### Assigned task
Please reproduce the entries in full. Keep every character the same.
= Beginning of Section =
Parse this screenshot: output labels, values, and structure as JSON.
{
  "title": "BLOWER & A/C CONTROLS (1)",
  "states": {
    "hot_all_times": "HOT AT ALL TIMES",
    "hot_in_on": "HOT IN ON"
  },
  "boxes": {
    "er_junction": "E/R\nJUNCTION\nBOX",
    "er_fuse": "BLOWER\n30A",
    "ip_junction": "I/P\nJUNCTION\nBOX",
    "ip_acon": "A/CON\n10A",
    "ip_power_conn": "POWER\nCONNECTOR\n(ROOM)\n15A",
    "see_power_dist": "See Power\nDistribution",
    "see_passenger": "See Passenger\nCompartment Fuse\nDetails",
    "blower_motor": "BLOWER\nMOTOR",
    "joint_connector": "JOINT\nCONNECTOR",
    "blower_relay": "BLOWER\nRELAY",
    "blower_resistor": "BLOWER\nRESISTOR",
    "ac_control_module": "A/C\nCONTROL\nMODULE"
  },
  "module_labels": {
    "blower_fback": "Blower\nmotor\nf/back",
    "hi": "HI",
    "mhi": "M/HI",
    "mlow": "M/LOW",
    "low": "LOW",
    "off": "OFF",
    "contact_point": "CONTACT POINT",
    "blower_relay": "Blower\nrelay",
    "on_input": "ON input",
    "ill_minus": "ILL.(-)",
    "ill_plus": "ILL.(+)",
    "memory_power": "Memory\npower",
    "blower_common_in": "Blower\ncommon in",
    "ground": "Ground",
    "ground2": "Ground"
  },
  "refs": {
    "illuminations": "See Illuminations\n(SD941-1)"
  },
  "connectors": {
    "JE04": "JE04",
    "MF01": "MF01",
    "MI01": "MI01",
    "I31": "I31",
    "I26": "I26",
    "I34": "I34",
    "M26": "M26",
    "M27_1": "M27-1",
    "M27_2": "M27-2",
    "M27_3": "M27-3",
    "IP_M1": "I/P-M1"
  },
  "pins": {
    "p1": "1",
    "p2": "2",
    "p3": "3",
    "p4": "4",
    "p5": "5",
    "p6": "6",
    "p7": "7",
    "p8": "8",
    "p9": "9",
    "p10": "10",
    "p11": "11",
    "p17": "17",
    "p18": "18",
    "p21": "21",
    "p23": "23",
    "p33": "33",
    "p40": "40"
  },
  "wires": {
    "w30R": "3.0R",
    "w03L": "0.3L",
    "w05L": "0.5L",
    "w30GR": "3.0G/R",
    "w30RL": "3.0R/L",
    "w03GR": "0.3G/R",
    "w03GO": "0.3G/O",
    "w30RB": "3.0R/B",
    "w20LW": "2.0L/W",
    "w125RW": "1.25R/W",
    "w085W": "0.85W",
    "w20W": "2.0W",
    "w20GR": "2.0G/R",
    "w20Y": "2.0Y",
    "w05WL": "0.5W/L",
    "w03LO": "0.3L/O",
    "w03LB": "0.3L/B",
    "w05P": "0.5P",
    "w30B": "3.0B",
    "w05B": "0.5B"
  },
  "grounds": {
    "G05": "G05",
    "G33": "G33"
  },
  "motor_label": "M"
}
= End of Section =
### Output
Parse this screenshot: output labels, values, and structure as JSON.
{
  "title": "BLOWER & A/C CONTROLS (1)",
  "states": {
    "hot_all_times": "HOT AT ALL TIMES",
    "hot_in_on": "HOT IN ON"
  },
  "boxes": {
    "er_junction": "E/R\nJUNCTION\nBOX",
    "er_fuse": "BLOWER\n30A",
    "ip_junction": "I/P\nJUNCTION\nBOX",
    "ip_acon": "A/CON\n10A",
    "ip_power_conn": "POWER\nCONNECTOR\n(ROOM)\n15A",
    "see_power_dist": "See Power\nDistribution",
    "see_passenger": "See Passenger\nCompartment Fuse\nDetails",
    "blower_motor": "BLOWER\nMOTOR",
    "joint_connector": "JOINT\nCONNECTOR",
    "blower_relay": "BLOWER\nRELAY",
    "blower_resistor": "BLOWER\nRESISTOR",
    "ac_control_module": "A/C\nCONTROL\nMODULE"
  },
  "module_labels": {
    "blower_fback": "Blower\nmotor\nf/back",
    "hi": "HI",
    "mhi": "M/HI",
    "mlow": "M/LOW",
    "low": "LOW",
    "off": "OFF",
    "contact_point": "CONTACT POINT",
    "blower_relay": "Blower\nrelay",
    "on_input": "ON input",
    "ill_minus": "ILL.(-)",
    "ill_plus": "ILL.(+)",
    "memory_power": "Memory\npower",
    "blower_common_in": "Blower\ncommon in",
    "ground": "Ground",
    "ground2": "Ground"
  },
  "refs": {
    "illuminations": "See Illuminations\n(SD941-1)"
  },
  "connectors": {
    "JE04": "JE04",
    "MF01": "MF01",
    "MI01": "MI01",
    "I31": "I31",
    "I26": "I26",
    "I34": "I34",
    "M26": "M26",
    "M27_1": "M27-1",
    "M27_2": "M27-2",
    "M27_3": "M27-3",
    "IP_M1": "I/P-M1"
  },
  "pins": {
    "p1": "1",
    "p2": "2",
    "p3": "3",
    "p4": "4",
    "p5": "5",
    "p6": "6",
    "p7": "7",
    "p8": "8",
    "p9": "9",
    "p10": "10",
    "p11": "11",
    "p17": "17",
    "p18": "18",
    "p21": "21",
    "p23": "23",
    "p33": "33",
    "p40": "40"
  },
  "wires": {
    "w30R": "3.0R",
    "w03L": "0.3L",
    "w05L": "0.5L",
    "w30GR": "3.0G/R",
    "w30RL": "3.0R/L",
    "w03GR": "0.3G/R",
    "w03GO": "0.3G/O",
    "w30RB": "3.0R/B",
    "w20LW": "2.0L/W",
    "w125RW": "1.25R/W",
    "w085W": "0.85W",
    "w20W": "2.0W",
    "w20GR": "2.0G/R",
    "w20Y": "2.0Y",
    "w05WL": "0.5W/L",
    "w03LO": "0.3L/O",
    "w03LB": "0.3L/B",
    "w05P": "0.5P",
    "w30B": "3.0B",
    "w05B": "0.5B"
  },
  "grounds": {
    "G05": "G05",
    "G33": "G33"
  },
  "motor_label": "M"
}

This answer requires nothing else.